In the end, it’s probably better that I don’t show up. I have a horrendous track record when given an opportunity to meet one of my idols. I turned into a mush mouthed Mary when I met Jon Anderson from Yes.
While I may be named after Jon Anderson, there are very few films that I could elevate above Big Trouble in Little China. If I showed up at the Q&A I would hijack the event into a personal diatribe as to the importance that Jack Burton has played in my life to this point. It would end with me tasered, lying in a pool of my own urine as security guards haul my ass out of the room.
Pre-show tickets are sold out, so your best bet at this time is to show up at the Crown Plaza Hotel and beg for admittance.
When I made the jump to Blu-Ray, I told my wife that I wouldn’t double dip on the entirety of my 200+ DVD collection. I was able to make a list of movies that were worthy of a double dip … and BTiLC was tops on that list.
There is almost too much awesomeness contained in this film: between Kurt Russell’s sweet mullet, the Three Storms, The Pork Chop Express … and a kick ass score.

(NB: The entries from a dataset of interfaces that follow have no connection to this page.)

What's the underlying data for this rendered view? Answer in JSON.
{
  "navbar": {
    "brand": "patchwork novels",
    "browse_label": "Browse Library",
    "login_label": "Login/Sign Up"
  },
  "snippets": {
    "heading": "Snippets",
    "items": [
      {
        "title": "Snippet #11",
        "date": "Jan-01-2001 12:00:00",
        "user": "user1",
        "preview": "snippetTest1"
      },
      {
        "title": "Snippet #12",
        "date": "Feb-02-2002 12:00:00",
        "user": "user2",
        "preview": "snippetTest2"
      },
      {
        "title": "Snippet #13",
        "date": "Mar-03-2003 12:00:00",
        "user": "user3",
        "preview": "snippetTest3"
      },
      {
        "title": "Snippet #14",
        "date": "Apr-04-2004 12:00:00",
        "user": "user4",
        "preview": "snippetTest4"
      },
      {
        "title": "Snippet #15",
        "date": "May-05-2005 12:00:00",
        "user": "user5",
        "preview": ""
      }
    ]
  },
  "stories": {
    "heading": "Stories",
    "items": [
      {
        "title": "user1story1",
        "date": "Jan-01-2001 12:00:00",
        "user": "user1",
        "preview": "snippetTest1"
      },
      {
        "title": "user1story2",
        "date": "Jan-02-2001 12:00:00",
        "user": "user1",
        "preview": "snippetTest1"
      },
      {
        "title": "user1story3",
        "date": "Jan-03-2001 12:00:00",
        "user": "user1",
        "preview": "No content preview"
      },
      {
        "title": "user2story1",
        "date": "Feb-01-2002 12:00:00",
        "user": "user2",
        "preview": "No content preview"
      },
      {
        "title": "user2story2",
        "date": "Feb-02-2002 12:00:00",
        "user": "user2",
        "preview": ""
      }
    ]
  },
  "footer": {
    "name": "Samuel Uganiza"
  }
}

I can’t wake to make the run to Best Buy later this afternoon.
They Live is memorable for numerous reason, Rowdy Roddy Piper’s most famous film work other than “Hell Comes to Frogtown”, one of the greatest lines “…I have come here to chew bubblegum, and kick ass”, and the most EPIC fight sequence ever captured … that is until Battle of the Pelennor Fields in The Return of the King
Reaction is mixed, some are all for it … I have a deep and profound love for They Live, and as along as appropriate care is taken with the casting and direction it could rock the fat ass.